What does Fifty Shades of Grey have in common with Sidney’s Arcadia? The question might at first seem absurd, but Natasha Simonova’s new volume situates both texts within a long tradition of prose continuations, or what we today might call “fan fiction” – continuations of a narrative written by someone other than the story’s original author. This study of prose continuations from the late sixteenth through the mid-eighteenth century provides an intelligent and nuanced intervention in the history of authorship.

James Daybell and Andrew Gordon, eds. Cultures of Correspondence in Early Modern Britain

James Daybell and Andrew Gordon, eds. Cultures of Correspondence in Early Modern Britain. Philadelphia: University of Philadelphia Press, 2016. x., 336p. 36 ill. ISBN 9780812248258. USD 69.95 (hardcover).

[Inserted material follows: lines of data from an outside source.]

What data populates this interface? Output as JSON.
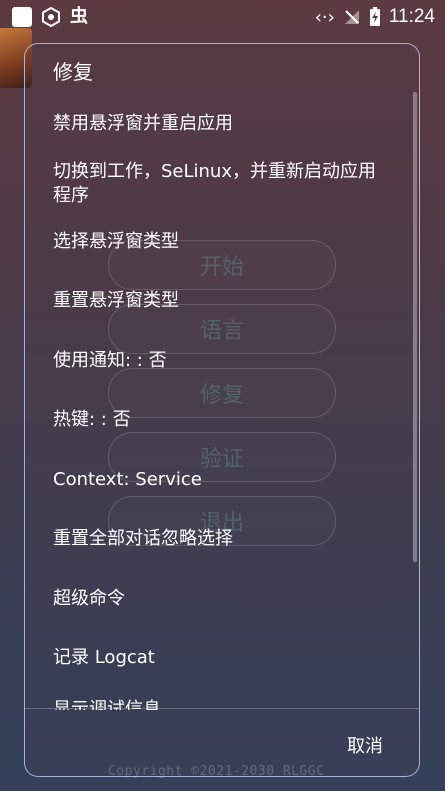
{
  "status_bar": {
    "time": "11:24",
    "app_glyph": "虫"
  },
  "background": {
    "menu": [
      "开始",
      "语言",
      "修复",
      "验证",
      "退出"
    ],
    "copyright": "Copyright ©2021-2030 RLGGC"
  },
  "dialog": {
    "title": "修复",
    "items": [
      "禁用悬浮窗并重启应用",
      "切换到工作，SeLinux，并重新启动应用程序",
      "选择悬浮窗类型",
      "重置悬浮窗类型",
      "使用通知: : 否",
      "热键: : 否",
      "Context: Service",
      "重置全部对话忽略选择",
      "超级命令",
      "记录 Logcat",
      "显示调试信息"
    ],
    "cancel_label": "取消"
  }
}
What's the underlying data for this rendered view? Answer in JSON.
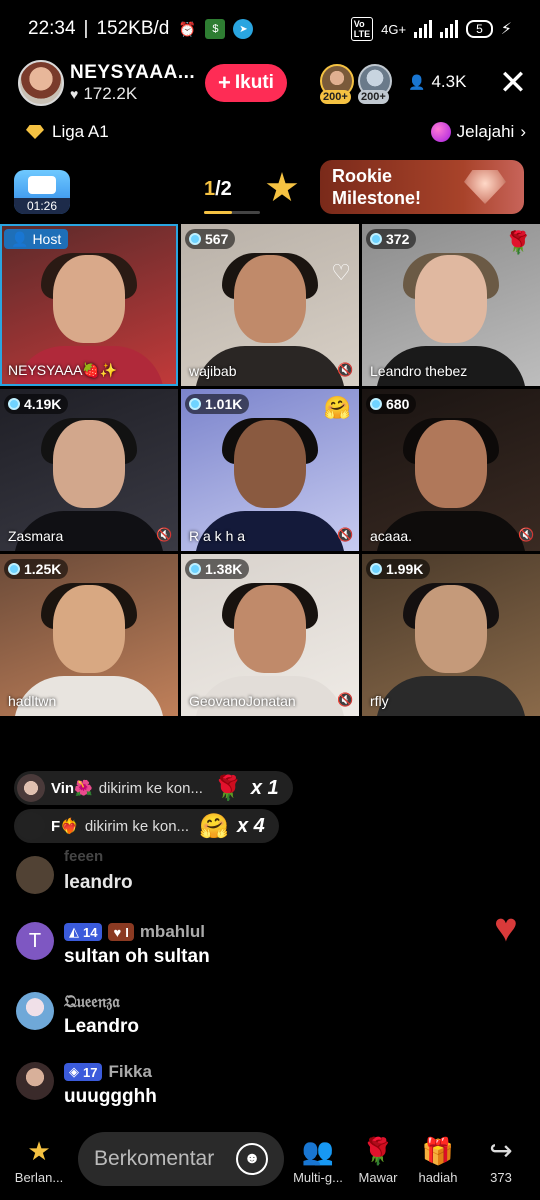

In this exemplary collection of essays, James Daybell and Andrew Gordon provide an astute, comprehensive, and intellectually stimulating view on the early modern culture of correspondence. As the authors clarify in the introduction, “a fundamental aim of the book is the reconstruction of the material conditions and practices of the early modern letter” (8), which includes close readings of its content, careful analyses of its materiality, attention to its carrier networks, consideration of the relationships between writers and recipients, and explorations of the early modern letter’s classification and archival practices.

Susanna Fein and Michael Johnston, eds. Robert Thornton and his Books: Essays on the Lincoln and London Thornton Manuscripts

Susanna Fein and Michael Johnston, eds. Robert Thornton and his Books: Essays on the Lincoln and London Thornton Manuscripts. Rochester, NY & Cambridge, UK: York Medieval Press, 2014. xii, 316p., ill. ISBN 9781903153512. £60 / US $99 (hardback).

Robert Thornton was a mid-fifteenth-century Yorkshire gentleman who compiled and wrote two miscellanies for household use: Lincoln Cathedral Library, MS 91 and London, British Library, Additional MS 31042. Lincoln’s three main booklets contain romance, religious, and medical texts, respectively, reflecting an interest in world history; the less neatly organized London explores sacred history – and raises similar questions about genre and devotion – through its textual pairings and sequences. The current volume toggles productively between technical book history and literary analysis,

Wendy Wall. Recipes for Thought: Knowledge and Taste in the Early Modern English Kitchen

Wendy Wall. Recipes for Thought: Knowledge and Taste in the Early Modern English Kitchen. Philadelphia: University of Pennsylvania Press, 2016. xii, 312p., black and white ill. ISBN 9780812247589. US $69.95 (hardcover).

Umberto Boccioni’s Development of a Bottle in Space takes that simple, domestic form and explodes it geometrically into a complex structure quite unlike a bottle, yet derived from it. In Recipes for Thought: Knowledge and Taste in the Early Modern English Kitchen, Wendy Wall does something very like this for early modern English recipes, expanding these domestic artifacts into every implication of their structure and context.